Data START

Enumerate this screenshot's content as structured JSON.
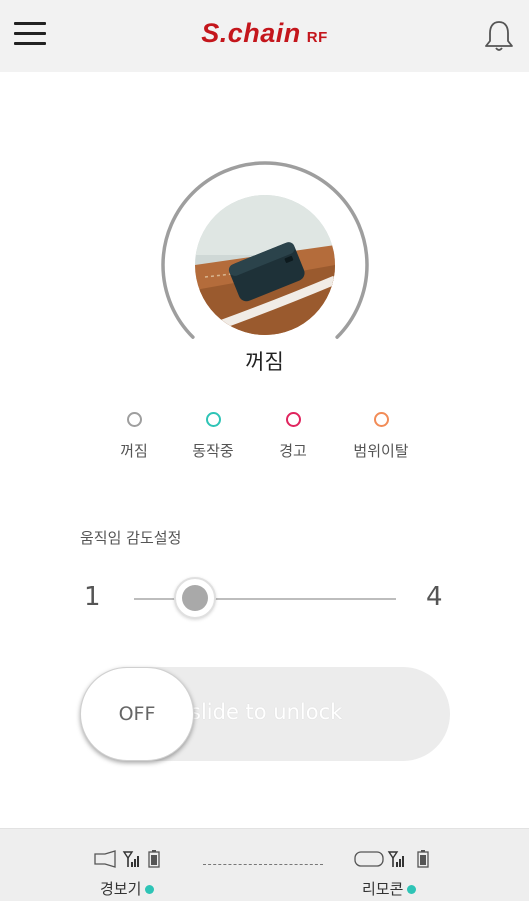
{
  "header": {
    "logo_main": "S.chain",
    "logo_sub": "RF"
  },
  "status": {
    "label": "꺼짐",
    "ring_color": "#9e9e9e",
    "progress": 0.75
  },
  "legend": [
    {
      "label": "꺼짐",
      "color": "#9e9e9e"
    },
    {
      "label": "동작중",
      "color": "#2ec4b6"
    },
    {
      "label": "경고",
      "color": "#e0245e"
    },
    {
      "label": "범위이탈",
      "color": "#f28c57"
    }
  ],
  "sensitivity": {
    "title": "움직임 감도설정",
    "min": "1",
    "max": "4",
    "value": 1.7
  },
  "unlock": {
    "knob_label": "OFF",
    "hint": "slide to unlock"
  },
  "footer": {
    "alarm": {
      "label": "경보기",
      "status_color": "#2ec4b6"
    },
    "remote": {
      "label": "리모콘",
      "status_color": "#2ec4b6"
    }
  }
}
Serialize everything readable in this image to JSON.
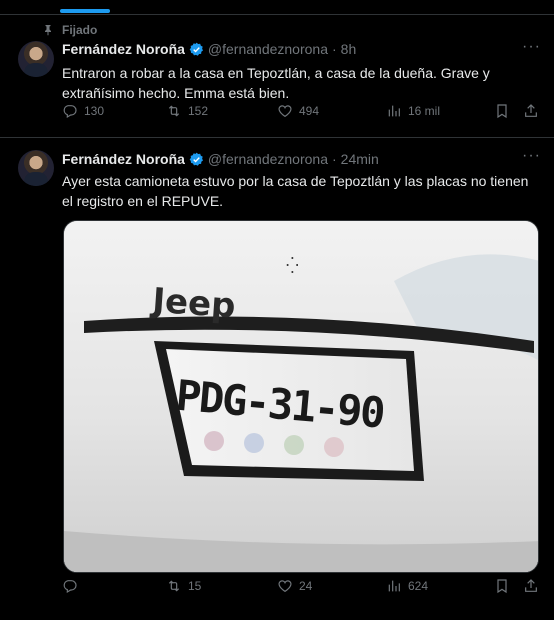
{
  "pinned_label": "Fijado",
  "tweets": [
    {
      "name": "Fernández Noroña",
      "handle": "@fernandeznorona",
      "time": "8h",
      "text": "Entraron a robar a la casa en Tepoztlán, a casa de la dueña. Grave y extrañísimo hecho. Emma está bien.",
      "replies": "130",
      "retweets": "152",
      "likes": "494",
      "views": "16 mil"
    },
    {
      "name": "Fernández Noroña",
      "handle": "@fernandeznorona",
      "time": "24min",
      "text": "Ayer esta camioneta estuvo por la casa de Tepoztlán y las placas no tienen el registro en el REPUVE.",
      "media": {
        "brand_text": "Jeep",
        "plate_text": "PDG-31-90"
      },
      "replies": "",
      "retweets": "15",
      "likes": "24",
      "views": "624"
    }
  ],
  "colors": {
    "accent": "#1d9bf0",
    "muted": "#71767b",
    "text": "#e7e9ea",
    "border": "#2f3336"
  }
}
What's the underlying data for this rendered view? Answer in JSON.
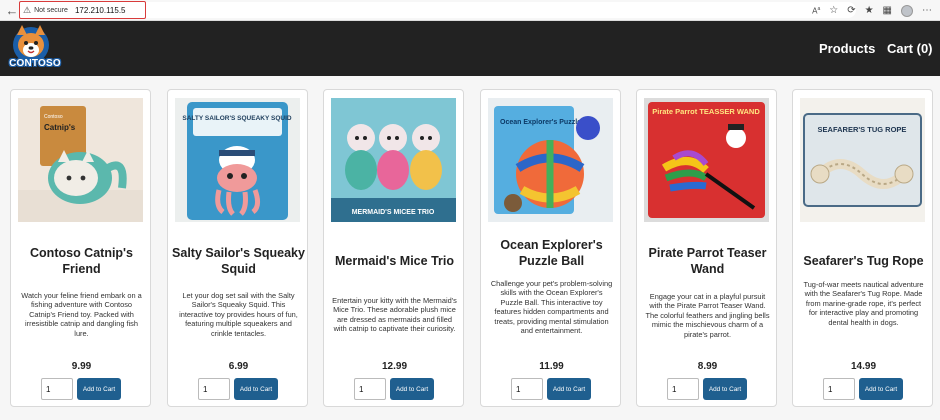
{
  "browser": {
    "security_label": "Not secure",
    "address": "172.210.115.5"
  },
  "header": {
    "logo_text": "CONTOSO",
    "nav": {
      "products": "Products",
      "cart": "Cart (0)"
    }
  },
  "products": [
    {
      "name": "Contoso Catnip's Friend",
      "description": "Watch your feline friend embark on a fishing adventure with Contoso Catnip's Friend toy. Packed with irresistible catnip and dangling fish lure.",
      "price": "9.99",
      "qty": "1",
      "add_label": "Add to Cart",
      "package_text": "Catnip's",
      "package_brand": "Contoso"
    },
    {
      "name": "Salty Sailor's Squeaky Squid",
      "description": "Let your dog set sail with the Salty Sailor's Squeaky Squid. This interactive toy provides hours of fun, featuring multiple squeakers and crinkle tentacles.",
      "price": "6.99",
      "qty": "1",
      "add_label": "Add to Cart",
      "package_text": "SALTY SAILOR'S SQUEAKY SQUID"
    },
    {
      "name": "Mermaid's Mice Trio",
      "description": "Entertain your kitty with the Mermaid's Mice Trio. These adorable plush mice are dressed as mermaids and filled with catnip to captivate their curiosity.",
      "price": "12.99",
      "qty": "1",
      "add_label": "Add to Cart",
      "package_text": "MERMAID'S MICEE TRIO"
    },
    {
      "name": "Ocean Explorer's Puzzle Ball",
      "description": "Challenge your pet's problem-solving skills with the Ocean Explorer's Puzzle Ball. This interactive toy features hidden compartments and treats, providing mental stimulation and entertainment.",
      "price": "11.99",
      "qty": "1",
      "add_label": "Add to Cart",
      "package_text": "Ocean Explorer's Puzzle Ball"
    },
    {
      "name": "Pirate Parrot Teaser Wand",
      "description": "Engage your cat in a playful pursuit with the Pirate Parrot Teaser Wand. The colorful feathers and jingling bells mimic the mischievous charm of a pirate's parrot.",
      "price": "8.99",
      "qty": "1",
      "add_label": "Add to Cart",
      "package_text": "Pirate Parrot TEASSER WAND"
    },
    {
      "name": "Seafarer's Tug Rope",
      "description": "Tug-of-war meets nautical adventure with the Seafarer's Tug Rope. Made from marine-grade rope, it's perfect for interactive play and promoting dental health in dogs.",
      "price": "14.99",
      "qty": "1",
      "add_label": "Add to Cart",
      "package_text": "SEAFARER'S TUG ROPE"
    }
  ],
  "colors": {
    "header_bg": "#222222",
    "button_bg": "#1f5f8f",
    "address_highlight": "#d83b3b"
  }
}
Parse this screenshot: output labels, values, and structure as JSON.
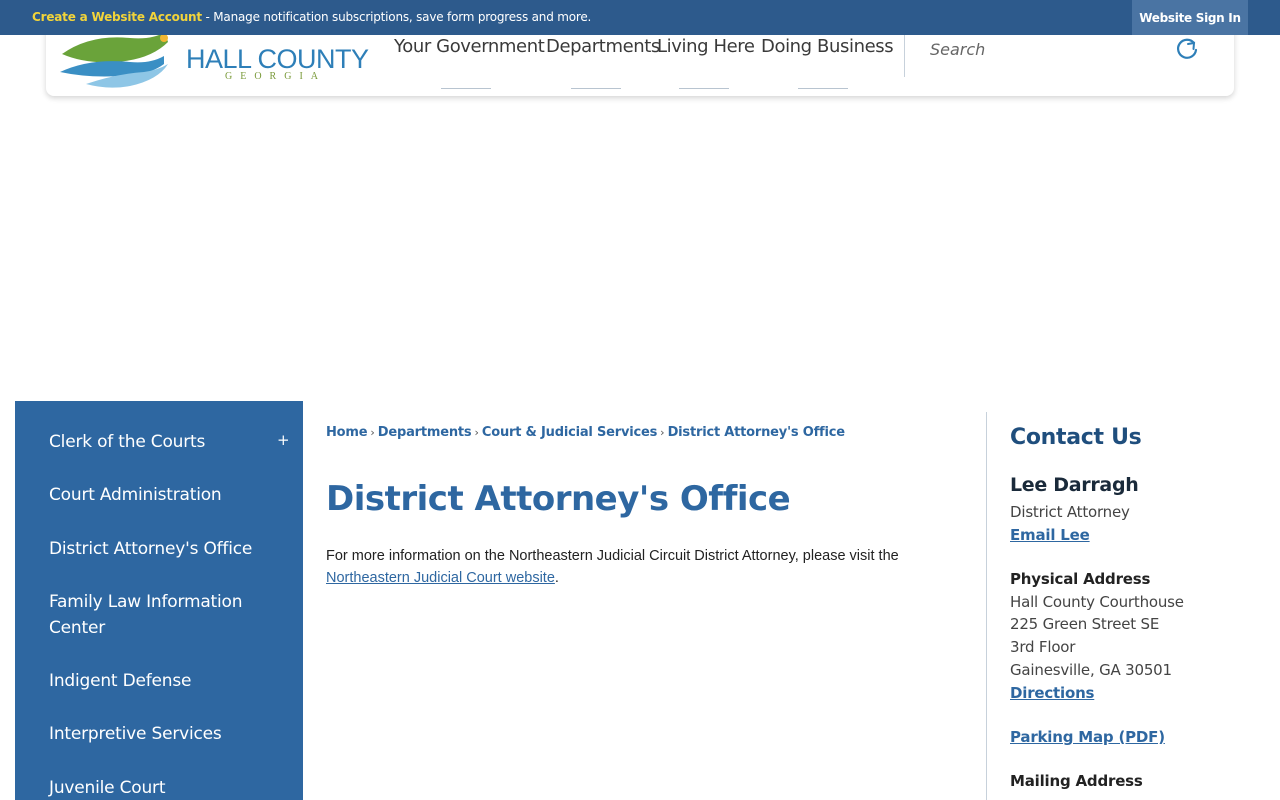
{
  "topbar": {
    "create_account": "Create a Website Account",
    "message": " - Manage notification subscriptions, save form progress and more.",
    "sign_in": "Website Sign In"
  },
  "logo": {
    "name": "HALL COUNTY",
    "sub": "GEORGIA"
  },
  "nav": {
    "items": [
      {
        "label": "Your Government"
      },
      {
        "label": "Departments"
      },
      {
        "label": "Living Here"
      },
      {
        "label": "Doing Business"
      }
    ]
  },
  "search": {
    "placeholder": "Search"
  },
  "sidebar": {
    "toggle": "+",
    "items": [
      {
        "label": "Clerk of the Courts"
      },
      {
        "label": "Court Administration"
      },
      {
        "label": "District Attorney's Office"
      },
      {
        "label": "Family Law Information Center"
      },
      {
        "label": "Indigent Defense"
      },
      {
        "label": "Interpretive Services"
      },
      {
        "label": "Juvenile Court"
      }
    ]
  },
  "breadcrumb": {
    "items": [
      {
        "label": "Home"
      },
      {
        "label": "Departments"
      },
      {
        "label": "Court & Judicial Services"
      },
      {
        "label": "District Attorney's Office"
      }
    ],
    "separator": "›"
  },
  "main": {
    "title": "District Attorney's Office",
    "body_prefix": "For more information on the Northeastern Judicial Circuit District Attorney, please visit the ",
    "body_link": "Northeastern Judicial Court website",
    "body_suffix": "."
  },
  "contact": {
    "title": "Contact Us",
    "name": "Lee Darragh",
    "role": "District Attorney",
    "email_label": "Email Lee",
    "physical_heading": "Physical Address",
    "address_lines": [
      "Hall County Courthouse",
      "225 Green Street SE",
      "3rd Floor",
      "Gainesville, GA 30501"
    ],
    "directions": "Directions",
    "parking": "Parking Map (PDF)",
    "mailing_heading": "Mailing Address"
  },
  "colors": {
    "brand_blue": "#2e67a1",
    "topbar": "#2d5a8c",
    "highlight_yellow": "#f2d43a"
  }
}
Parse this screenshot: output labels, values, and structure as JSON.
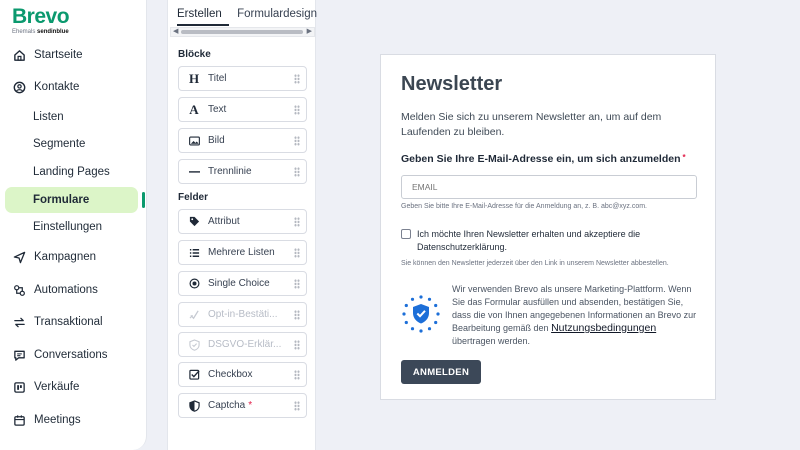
{
  "brand": {
    "name": "Brevo",
    "tagline_prefix": "Ehemals",
    "tagline_brand": "sendinblue",
    "color": "#0b996e"
  },
  "nav": {
    "items": [
      {
        "label": "Startseite",
        "icon": "home-icon"
      },
      {
        "label": "Kontakte",
        "icon": "contacts-icon"
      },
      {
        "label": "Listen",
        "sub": true
      },
      {
        "label": "Segmente",
        "sub": true
      },
      {
        "label": "Landing Pages",
        "sub": true
      },
      {
        "label": "Formulare",
        "sub": true,
        "active": true
      },
      {
        "label": "Einstellungen",
        "sub": true
      },
      {
        "label": "Kampagnen",
        "icon": "send-icon"
      },
      {
        "label": "Automations",
        "icon": "automations-icon"
      },
      {
        "label": "Transaktional",
        "icon": "transactional-icon"
      },
      {
        "label": "Conversations",
        "icon": "conversations-icon"
      },
      {
        "label": "Verkäufe",
        "icon": "sales-icon"
      },
      {
        "label": "Meetings",
        "icon": "calendar-icon"
      }
    ]
  },
  "editor": {
    "tabs": [
      "Erstellen",
      "Formulardesign"
    ],
    "blocks_label": "Blöcke",
    "blocks": [
      {
        "label": "Titel",
        "icon": "heading-icon"
      },
      {
        "label": "Text",
        "icon": "text-icon"
      },
      {
        "label": "Bild",
        "icon": "image-icon"
      },
      {
        "label": "Trennlinie",
        "icon": "divider-icon"
      }
    ],
    "fields_label": "Felder",
    "fields": [
      {
        "label": "Attribut",
        "icon": "tag-icon"
      },
      {
        "label": "Mehrere Listen",
        "icon": "list-icon"
      },
      {
        "label": "Single Choice",
        "icon": "radio-icon"
      },
      {
        "label": "Opt-in-Bestäti...",
        "icon": "optin-icon",
        "disabled": true
      },
      {
        "label": "DSGVO-Erklär...",
        "icon": "shield-check-icon",
        "disabled": true
      },
      {
        "label": "Checkbox",
        "icon": "checkbox-icon"
      },
      {
        "label": "Captcha",
        "icon": "shield-icon",
        "required_mark": "*"
      }
    ]
  },
  "form": {
    "title": "Newsletter",
    "intro": "Melden Sie sich zu unserem Newsletter an, um auf dem Laufenden zu bleiben.",
    "email_label": "Gebe n Sie Ihre E-Mail-Adresse ein, um sich anzumelden",
    "email_required_mark": "*",
    "email_placeholder": "EMAIL",
    "email_help": "Geben Sie bitte Ihre E-Mail-Adresse für die Anmeldung an, z. B. abc@xyz.com.",
    "consent_label": "Ich möchte Ihren Newsletter erhalten und akzeptiere die Datenschutzerklärung.",
    "unsubscribe_note": "Sie können den Newsletter jederzeit über den Link in unserem Newsletter abbestellen.",
    "legal_text": "Wir verwenden Brevo als unsere Marketing-Plattform. Wenn Sie das Formular ausfüllen und absenden, bestätigen Sie, dass die von Ihnen angegebenen Informationen an Brevo zur Bearbeitung gemäß den",
    "legal_link": "Nutzungsbedingungen",
    "legal_suffix": "übertragen werden.",
    "submit_label": "ANMELDEN"
  }
}
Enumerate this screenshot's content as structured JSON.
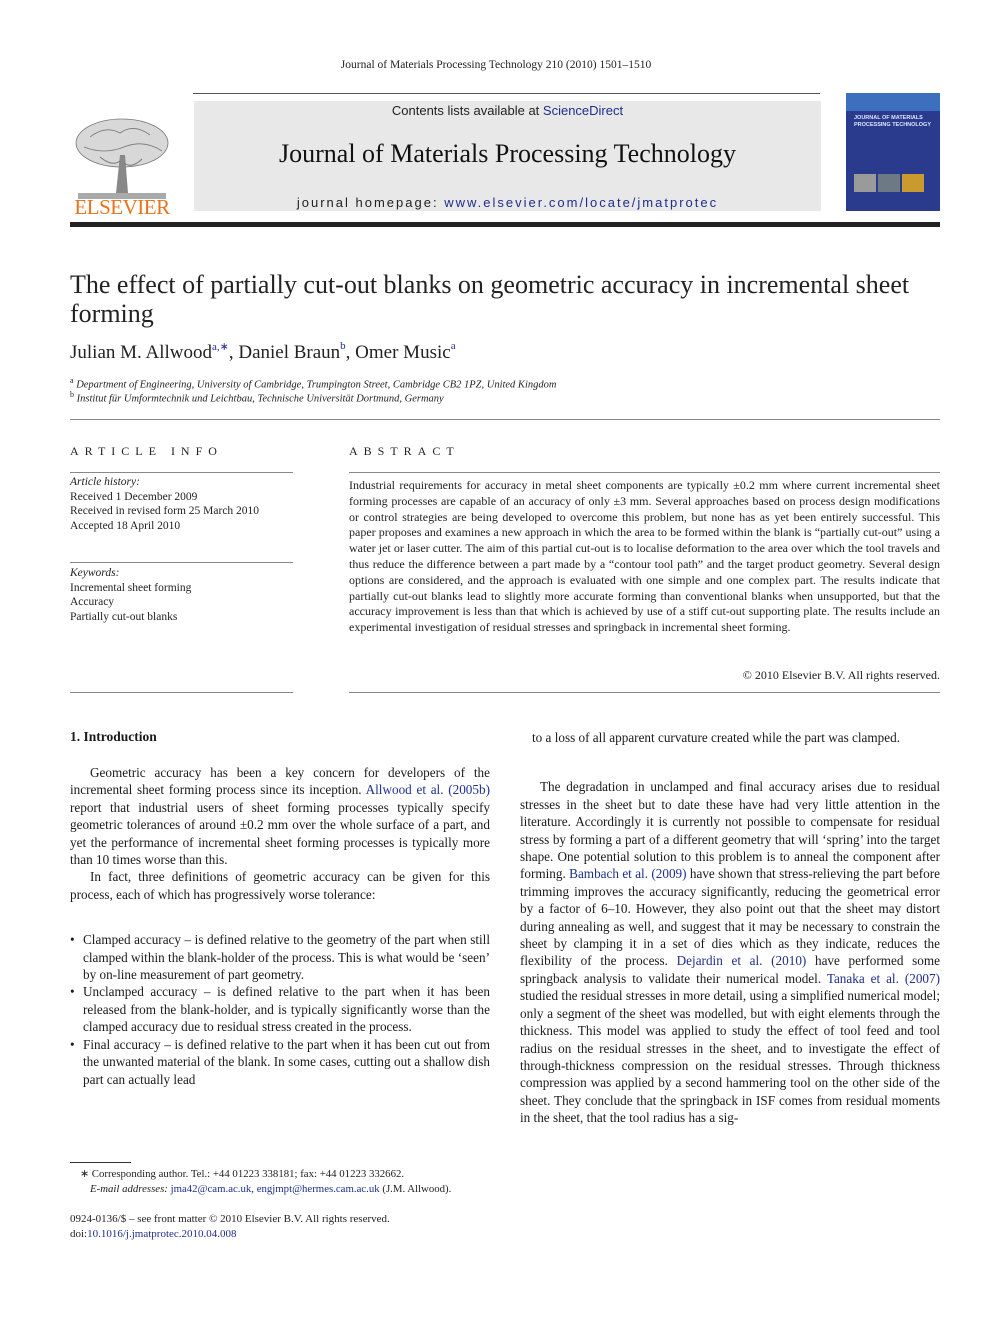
{
  "header": {
    "running_head": "Journal of Materials Processing Technology 210 (2010) 1501–1510",
    "contents_prefix": "Contents lists available at ",
    "contents_link": "ScienceDirect",
    "journal_title": "Journal of Materials Processing Technology",
    "homepage_prefix": "journal homepage: ",
    "homepage_link": "www.elsevier.com/locate/jmatprotec",
    "publisher_logo_text": "ELSEVIER",
    "cover_title": "JOURNAL OF MATERIALS PROCESSING TECHNOLOGY",
    "colors": {
      "elsevier_orange": "#e8731c",
      "link_blue": "#1f2e8c",
      "banner_gray": "#e8e8e8",
      "cover_blue": "#2a3a8c"
    }
  },
  "article": {
    "title": "The effect of partially cut-out blanks on geometric accuracy in incremental sheet forming",
    "authors": [
      {
        "name": "Julian M. Allwood",
        "sup": "a,∗"
      },
      {
        "name": "Daniel Braun",
        "sup": "b"
      },
      {
        "name": "Omer Music",
        "sup": "a"
      }
    ],
    "affiliations": [
      {
        "mark": "a",
        "text": "Department of Engineering, University of Cambridge, Trumpington Street, Cambridge CB2 1PZ, United Kingdom"
      },
      {
        "mark": "b",
        "text": "Institut für Umformtechnik und Leichtbau, Technische Universität Dortmund, Germany"
      }
    ]
  },
  "article_info": {
    "heading": "ARTICLE INFO",
    "history_label": "Article history:",
    "history": [
      "Received 1 December 2009",
      "Received in revised form 25 March 2010",
      "Accepted 18 April 2010"
    ],
    "keywords_label": "Keywords:",
    "keywords": [
      "Incremental sheet forming",
      "Accuracy",
      "Partially cut-out blanks"
    ]
  },
  "abstract": {
    "heading": "ABSTRACT",
    "text": "Industrial requirements for accuracy in metal sheet components are typically ±0.2 mm where current incremental sheet forming processes are capable of an accuracy of only ±3 mm. Several approaches based on process design modifications or control strategies are being developed to overcome this problem, but none has as yet been entirely successful. This paper proposes and examines a new approach in which the area to be formed within the blank is “partially cut-out” using a water jet or laser cutter. The aim of this partial cut-out is to localise deformation to the area over which the tool travels and thus reduce the difference between a part made by a “contour tool path” and the target product geometry. Several design options are considered, and the approach is evaluated with one simple and one complex part. The results indicate that partially cut-out blanks lead to slightly more accurate forming than conventional blanks when unsupported, but that the accuracy improvement is less than that which is achieved by use of a stiff cut-out supporting plate. The results include an experimental investigation of residual stresses and springback in incremental sheet forming.",
    "copyright": "© 2010 Elsevier B.V. All rights reserved."
  },
  "intro": {
    "heading": "1.  Introduction",
    "p1_a": "Geometric accuracy has been a key concern for developers of the incremental sheet forming process since its inception. ",
    "p1_link": "Allwood et al. (2005b)",
    "p1_b": " report that industrial users of sheet forming processes typically specify geometric tolerances of around ±0.2 mm over the whole surface of a part, and yet the performance of incremental sheet forming processes is typically more than 10 times worse than this.",
    "p2": "In fact, three definitions of geometric accuracy can be given for this process, each of which has progressively worse tolerance:",
    "bullets": [
      "Clamped accuracy – is defined relative to the geometry of the part when still clamped within the blank-holder of the process. This is what would be ‘seen’ by on-line measurement of part geometry.",
      "Unclamped accuracy – is defined relative to the part when it has been released from the blank-holder, and is typically significantly worse than the clamped accuracy due to residual stress created in the process.",
      "Final accuracy – is defined relative to the part when it has been cut out from the unwanted material of the blank. In some cases, cutting out a shallow dish part can actually lead"
    ],
    "right_cont": "to a loss of all apparent curvature created while the part was clamped.",
    "p3_a": "The degradation in unclamped and final accuracy arises due to residual stresses in the sheet but to date these have had very little attention in the literature. Accordingly it is currently not possible to compensate for residual stress by forming a part of a different geometry that will ‘spring’ into the target shape. One potential solution to this problem is to anneal the component after forming. ",
    "p3_link1": "Bambach et al. (2009)",
    "p3_b": " have shown that stress-relieving the part before trimming improves the accuracy significantly, reducing the geometrical error by a factor of 6–10. However, they also point out that the sheet may distort during annealing as well, and suggest that it may be necessary to constrain the sheet by clamping it in a set of dies which as they indicate, reduces the flexibility of the process. ",
    "p3_link2": "Dejardin et al. (2010)",
    "p3_c": " have performed some springback analysis to validate their numerical model. ",
    "p3_link3": "Tanaka et al. (2007)",
    "p3_d": " studied the residual stresses in more detail, using a simplified numerical model; only a segment of the sheet was modelled, but with eight elements through the thickness. This model was applied to study the effect of tool feed and tool radius on the residual stresses in the sheet, and to investigate the effect of through-thickness compression on the residual stresses. Through thickness compression was applied by a second hammering tool on the other side of the sheet. They conclude that the springback in ISF comes from residual moments in the sheet, that the tool radius has a sig-"
  },
  "footnote": {
    "mark": "∗",
    "corresponding": "Corresponding author. Tel.: +44 01223 338181; fax: +44 01223 332662.",
    "email_label": "E-mail addresses:",
    "email1": "jma42@cam.ac.uk",
    "email2": "engjmpt@hermes.cam.ac.uk",
    "email_suffix": "(J.M. Allwood)."
  },
  "footer": {
    "issn": "0924-0136/$ – see front matter © 2010 Elsevier B.V. All rights reserved.",
    "doi_prefix": "doi:",
    "doi": "10.1016/j.jmatprotec.2010.04.008"
  }
}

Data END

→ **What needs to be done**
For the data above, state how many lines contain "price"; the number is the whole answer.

→ **Answer for the task**
6